With the first notes of fall drifting into the air, and August fading into September, attention turns this week to the South Korean capital of Seoul, where Frieze has reopened the newest iteration of its art fair franchise. Now in its second year, the fair, led by Frieze Seoul Director Patrick Lee, features over 120 galleries, with a strong focus on Asia alongside a range of galleries from countries around the globe, as well as its signature program of screenings, talks and other projects.

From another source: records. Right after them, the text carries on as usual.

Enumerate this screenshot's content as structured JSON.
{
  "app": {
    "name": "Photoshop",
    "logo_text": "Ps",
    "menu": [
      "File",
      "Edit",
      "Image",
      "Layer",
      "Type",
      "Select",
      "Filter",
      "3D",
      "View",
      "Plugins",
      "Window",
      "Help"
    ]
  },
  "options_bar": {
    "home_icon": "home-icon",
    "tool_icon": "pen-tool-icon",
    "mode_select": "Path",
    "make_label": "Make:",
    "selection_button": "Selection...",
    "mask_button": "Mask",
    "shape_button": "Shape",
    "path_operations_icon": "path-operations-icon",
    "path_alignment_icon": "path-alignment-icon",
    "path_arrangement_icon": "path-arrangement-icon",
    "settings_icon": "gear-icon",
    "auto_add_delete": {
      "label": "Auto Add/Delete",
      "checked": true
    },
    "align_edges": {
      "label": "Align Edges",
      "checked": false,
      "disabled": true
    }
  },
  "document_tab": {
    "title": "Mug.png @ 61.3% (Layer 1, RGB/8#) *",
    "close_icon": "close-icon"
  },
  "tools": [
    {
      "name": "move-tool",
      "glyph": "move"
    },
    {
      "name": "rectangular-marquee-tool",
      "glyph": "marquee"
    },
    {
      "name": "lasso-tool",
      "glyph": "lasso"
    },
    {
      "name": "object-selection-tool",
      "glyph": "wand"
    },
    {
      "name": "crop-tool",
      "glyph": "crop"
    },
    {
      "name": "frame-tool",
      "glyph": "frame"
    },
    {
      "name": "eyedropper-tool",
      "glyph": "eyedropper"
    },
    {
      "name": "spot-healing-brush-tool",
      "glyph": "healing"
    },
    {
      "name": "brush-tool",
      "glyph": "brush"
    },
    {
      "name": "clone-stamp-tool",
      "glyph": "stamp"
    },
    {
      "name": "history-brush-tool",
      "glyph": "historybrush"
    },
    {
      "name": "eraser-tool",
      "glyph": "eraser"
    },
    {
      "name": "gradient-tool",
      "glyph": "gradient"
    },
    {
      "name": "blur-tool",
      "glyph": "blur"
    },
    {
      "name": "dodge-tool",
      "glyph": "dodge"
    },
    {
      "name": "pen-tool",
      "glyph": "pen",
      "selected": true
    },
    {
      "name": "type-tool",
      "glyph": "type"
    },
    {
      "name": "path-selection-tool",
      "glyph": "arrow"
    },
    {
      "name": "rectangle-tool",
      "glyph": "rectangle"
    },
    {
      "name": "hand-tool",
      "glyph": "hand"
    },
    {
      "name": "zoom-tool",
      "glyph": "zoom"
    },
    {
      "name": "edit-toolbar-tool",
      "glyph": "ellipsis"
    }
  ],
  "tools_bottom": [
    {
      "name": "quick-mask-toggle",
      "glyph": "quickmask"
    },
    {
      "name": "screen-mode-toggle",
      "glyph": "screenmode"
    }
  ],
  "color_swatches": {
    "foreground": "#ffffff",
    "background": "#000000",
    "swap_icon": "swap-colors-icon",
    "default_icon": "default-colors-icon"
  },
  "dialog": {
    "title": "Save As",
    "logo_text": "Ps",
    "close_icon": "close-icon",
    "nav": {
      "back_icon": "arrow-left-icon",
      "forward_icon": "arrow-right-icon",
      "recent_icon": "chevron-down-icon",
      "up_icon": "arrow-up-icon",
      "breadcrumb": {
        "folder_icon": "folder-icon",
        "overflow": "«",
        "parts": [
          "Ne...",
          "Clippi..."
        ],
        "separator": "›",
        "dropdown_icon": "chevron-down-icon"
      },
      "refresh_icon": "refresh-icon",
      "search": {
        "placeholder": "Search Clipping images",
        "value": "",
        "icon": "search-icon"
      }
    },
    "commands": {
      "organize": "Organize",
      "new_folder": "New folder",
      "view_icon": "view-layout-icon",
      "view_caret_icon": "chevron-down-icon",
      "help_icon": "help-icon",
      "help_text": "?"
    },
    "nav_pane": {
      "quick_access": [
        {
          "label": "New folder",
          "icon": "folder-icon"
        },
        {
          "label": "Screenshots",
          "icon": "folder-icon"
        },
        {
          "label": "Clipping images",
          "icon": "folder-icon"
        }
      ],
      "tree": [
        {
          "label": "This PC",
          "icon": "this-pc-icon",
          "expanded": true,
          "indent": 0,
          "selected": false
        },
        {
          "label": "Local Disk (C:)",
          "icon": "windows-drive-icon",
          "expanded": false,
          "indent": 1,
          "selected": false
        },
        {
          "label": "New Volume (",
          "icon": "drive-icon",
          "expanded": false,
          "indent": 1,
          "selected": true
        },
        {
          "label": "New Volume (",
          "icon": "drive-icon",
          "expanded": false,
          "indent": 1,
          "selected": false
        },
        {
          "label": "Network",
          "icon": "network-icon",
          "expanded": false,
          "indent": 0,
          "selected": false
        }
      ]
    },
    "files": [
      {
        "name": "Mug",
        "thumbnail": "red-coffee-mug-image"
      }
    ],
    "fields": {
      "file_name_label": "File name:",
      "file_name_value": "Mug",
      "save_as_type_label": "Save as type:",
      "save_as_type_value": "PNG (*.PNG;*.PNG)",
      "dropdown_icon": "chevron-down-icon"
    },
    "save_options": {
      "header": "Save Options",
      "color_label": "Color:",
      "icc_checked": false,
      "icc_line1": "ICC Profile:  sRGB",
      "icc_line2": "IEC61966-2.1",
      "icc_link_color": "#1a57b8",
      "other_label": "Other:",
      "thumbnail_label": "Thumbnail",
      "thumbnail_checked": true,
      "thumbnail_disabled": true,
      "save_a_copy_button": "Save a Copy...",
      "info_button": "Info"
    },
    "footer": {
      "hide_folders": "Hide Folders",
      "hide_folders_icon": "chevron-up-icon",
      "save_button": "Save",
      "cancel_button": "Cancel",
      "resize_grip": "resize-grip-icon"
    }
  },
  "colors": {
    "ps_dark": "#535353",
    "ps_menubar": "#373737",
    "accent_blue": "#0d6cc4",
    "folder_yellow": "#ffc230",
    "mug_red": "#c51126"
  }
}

The opening hours of the fair were bustling as expected, with collectors swarming the fair aisles to peruse works and make initial offers, or just to check on the purchases already locked down in the run-up to the fair. Continuing its offering of works from Asia and abroad, the fair was also home to its signature offering of bue-chip international heavyweights like Gagosian, who was showing work by Thomas Houseago, Jonas Wood, and many more, while at Paula Cooper, one could peruse works from Tauba Auerbach, Liz Glynn, and many more. LA’s Night Gallery was also on hand, presenting a range of works by artist Andrea Marie Breiling that offered a decidedly more nuanced and focused booth. Pace, another gallery that has courted the Korean market aggressively, was also on hand with a diverse offering culled from its artist roster, including new plate paintings by Julian Schnabel and new paintings by Yoshitomo Nara, among many other works. David Zwirner was also on hand, presenting a booth that prominently featured paintings by artist Katherine Bernhardt, colorful, cartoonish compositions that added a note of levity to the proceedings.
South Korean galleries and those from the broader Asian continent also made a prominent statement this year. There was a striking booth from Gallery Baton, which featured pieces by Kim Bohie, Jimok Choi and more, while at Galleria Continua, Anish Kapoor was showing some of his mirrored voids, a staple of any global art fair. Another highlight came from Woosun, where a series of meticulously shaded works on paper by Choi Byung-So were countered by a dark paintjob and moody lighting.
Marking a continued engagement with the ever-changing landscape of contemporary art, and a focus on growing alongside its changing boundaries and audiences, Frieze Seoul marks a powerful next step for the fair franchise. It closes September 9th.
– D. Creahan
Frieze Seoul [Exhibition Site]